Generosity begets opportunity. Several USC Dornsife students met the philanthropists who support their scholarly efforts for the first time at a Feb. 1 celebration event. (Photos: Iliana Garcia Photography.)

Student scholars and the philanthropists who support them celebrate shared successes

Scholarships and fellowships empower students to advance their studies and open career pathways in a range of fields.
ByTaline Rumaya

Graduate student Jiyoun Seo vividly remembers the day she first looked through a microscope and saw the lung cancer cells in a patient’s biopsy sample.

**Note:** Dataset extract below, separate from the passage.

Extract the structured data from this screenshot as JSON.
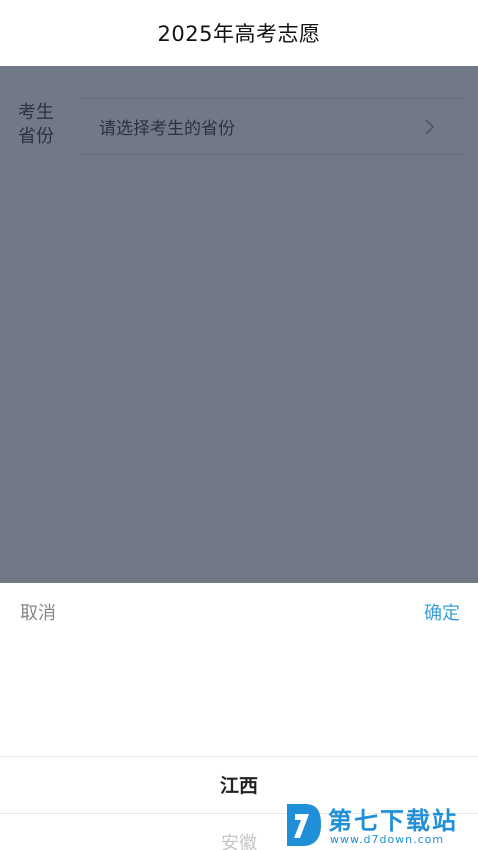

That critical moment not only captivated her curiosity, it also defined the path of her academic journey.

With the support of the Schlegel Family Endowed Fellowship, Seo is able to pursue her passion for cancer research through a research assistantship at the Convergent Science Institute in Cancer (CSI-Cancer), based at the USC Michelson Center for Convergent Bioscience.

A PhD candidate in computational biology and bioinformatics at the USC Dornsife College of Letters, Arts and Sciences, Seo’s work focuses on detecting and identifying rare cells in lung cancer.

“The support I received from the Schlegel Family Endowed Fellowship has opened doors to invaluable opportunities, including access to state-of-the-art facilities for my research,” Seo says.

Peter Schlegel (2nd from right) established the Schlegel Family Endowed Fellowship to support and broaden students’ experiences at USC.

Physician Peter Schlegel, who established the Schlegel Family Endowed Fellowship, says that while he was looking for ways to support cancer research at USC Dornsife, he felt that investing in talent through academic support is crucial for solving society’s most pressing problems.

“For that individual trainee, fellowship experience is a critical step in their development,” he says. “It allows them to learn by doing and often come up with contributions that can be really important.”

In fact, Schlegel Fellowship recipients contributed to the development of CSI-Cancer’s INTERCEPT, a research program that aims to define the future of early breast cancer detection using a simple blood draw.

Seo’s current work at CSI-Cancer represents a major area of research for the lab: building upon the success of INTERCEPT to explore the potential of liquid biopsy testing for other types of cancer.

Lung cancer is the second-most common cancer and the leading cause of cancer mortality, according to the National Cancer Institute. “But symptoms usually do not appear until the disease has advanced,” Seo says. “My goal is to develop a method that can detect and identify these rare cells in lung cancer at its earliest stages, when it is most treatable, and when patient outcomes can be significantly improved.”

Opening the doors of opportunity

Seo and Schlegel met for the first time at a USC Dornsife scholarship reception on Feb. 1. The event brought together students and donors to celebrate the impact of scholarship.

Guests had the opportunity to hear directly from Seo, senior Connor Castillo and longtime scholarship supporter Adina Savin about how generosity had impacted students’ academic journeys.

“Scholarship support is crucial in allowing students to attend USC, lightening the financial burden on them and their families, and allowing them to focus and engage more in their academic pursuits,” says USC Dornsife Dean Amber D. Miller.

Some opportunities that USC Dornsife scholarship and fellowship recipients participated in over the past year include studying social justice in Africa, setting up health clinics in Vietnam, writing poetry manuscripts about the vast California wilderness, participating in archeological digs in Egypt and compiling data on ocean warming and its impact on microorganisms.

Castillo, an environmental studies major, used funds from the Bauer Family Environmental Endowed Scholarship to conduct research with Zhanghua Chen in USC’s Environmental Health MATTERS program.

“By being selected for this scholarship over the past two years, I had the financial security to participate in this fulfilling experience,” Castillo says, “rather than having to choose a corporate internship that likely would have been less rewarding for me.”

For Schlegel, a professor of urology at Weill Cornell Medicine, supporting scholarships is a way to pay it forward for the help he received on his own journey. “I was very fortunate to be supported by a broad variety of fellowships and scholarships throughout my education from high school to residency training,” he says, “so I recognize the value of that kind of support.”

The value of generosity is not lost on Seo, who feels that fellowships like the one she received not only foster academic excellence but also nurture the next generation of visionaries. “As I stand here today, I am a testament to how such support can impact a student’s educational journey and future career path.”